[Dataset rows describing interfaces]
---

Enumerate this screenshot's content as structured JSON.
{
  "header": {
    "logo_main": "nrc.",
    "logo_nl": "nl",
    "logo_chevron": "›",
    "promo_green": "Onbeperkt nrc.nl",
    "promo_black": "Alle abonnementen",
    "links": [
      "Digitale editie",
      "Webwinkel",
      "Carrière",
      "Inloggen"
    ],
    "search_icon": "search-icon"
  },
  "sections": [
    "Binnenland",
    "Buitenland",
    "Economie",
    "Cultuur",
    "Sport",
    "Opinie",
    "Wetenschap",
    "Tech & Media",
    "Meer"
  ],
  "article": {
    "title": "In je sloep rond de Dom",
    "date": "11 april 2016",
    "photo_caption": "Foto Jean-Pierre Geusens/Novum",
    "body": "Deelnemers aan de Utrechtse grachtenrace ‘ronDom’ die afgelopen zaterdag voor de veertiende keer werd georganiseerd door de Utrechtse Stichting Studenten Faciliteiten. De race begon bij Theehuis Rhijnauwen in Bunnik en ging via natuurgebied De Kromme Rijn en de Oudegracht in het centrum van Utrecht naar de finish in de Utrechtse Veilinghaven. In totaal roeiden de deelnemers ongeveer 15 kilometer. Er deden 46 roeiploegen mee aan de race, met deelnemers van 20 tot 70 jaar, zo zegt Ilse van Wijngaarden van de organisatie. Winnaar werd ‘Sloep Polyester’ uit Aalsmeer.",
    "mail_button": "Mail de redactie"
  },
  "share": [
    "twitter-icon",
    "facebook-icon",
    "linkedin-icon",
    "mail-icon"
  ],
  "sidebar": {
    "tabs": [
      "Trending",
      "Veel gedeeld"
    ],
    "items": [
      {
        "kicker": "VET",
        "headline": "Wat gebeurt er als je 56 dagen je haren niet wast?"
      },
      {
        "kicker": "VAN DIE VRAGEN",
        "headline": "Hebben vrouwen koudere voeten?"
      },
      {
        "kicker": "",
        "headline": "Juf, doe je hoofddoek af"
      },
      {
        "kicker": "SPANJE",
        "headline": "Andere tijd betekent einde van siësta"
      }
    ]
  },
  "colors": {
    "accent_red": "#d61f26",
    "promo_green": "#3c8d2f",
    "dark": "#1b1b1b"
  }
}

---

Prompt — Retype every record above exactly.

Result of the exercise —
Enumerate this screenshot's content as structured JSON.
{
  "header": {
    "logo_main": "nrc.",
    "logo_nl": "nl",
    "logo_chevron": "›",
    "promo_green": "Onbeperkt nrc.nl",
    "promo_black": "Alle abonnementen",
    "links": [
      "Digitale editie",
      "Webwinkel",
      "Carrière",
      "Inloggen"
    ],
    "search_icon": "search-icon"
  },
  "sections": [
    "Binnenland",
    "Buitenland",
    "Economie",
    "Cultuur",
    "Sport",
    "Opinie",
    "Wetenschap",
    "Tech & Media",
    "Meer"
  ],
  "article": {
    "title": "In je sloep rond de Dom",
    "date": "11 april 2016",
    "photo_caption": "Foto Jean-Pierre Geusens/Novum",
    "body": "Deelnemers aan de Utrechtse grachtenrace ‘ronDom’ die afgelopen zaterdag voor de veertiende keer werd georganiseerd door de Utrechtse Stichting Studenten Faciliteiten. De race begon bij Theehuis Rhijnauwen in Bunnik en ging via natuurgebied De Kromme Rijn en de Oudegracht in het centrum van Utrecht naar de finish in de Utrechtse Veilinghaven. In totaal roeiden de deelnemers ongeveer 15 kilometer. Er deden 46 roeiploegen mee aan de race, met deelnemers van 20 tot 70 jaar, zo zegt Ilse van Wijngaarden van de organisatie. Winnaar werd ‘Sloep Polyester’ uit Aalsmeer.",
    "mail_button": "Mail de redactie"
  },
  "share": [
    "twitter-icon",
    "facebook-icon",
    "linkedin-icon",
    "mail-icon"
  ],
  "sidebar": {
    "tabs": [
      "Trending",
      "Veel gedeeld"
    ],
    "items": [
      {
        "kicker": "VET",
        "headline": "Wat gebeurt er als je 56 dagen je haren niet wast?"
      },
      {
        "kicker": "VAN DIE VRAGEN",
        "headline": "Hebben vrouwen koudere voeten?"
      },
      {
        "kicker": "",
        "headline": "Juf, doe je hoofddoek af"
      },
      {
        "kicker": "SPANJE",
        "headline": "Andere tijd betekent einde van siësta"
      }
    ]
  },
  "colors": {
    "accent_red": "#d61f26",
    "promo_green": "#3c8d2f",
    "dark": "#1b1b1b"
  }
}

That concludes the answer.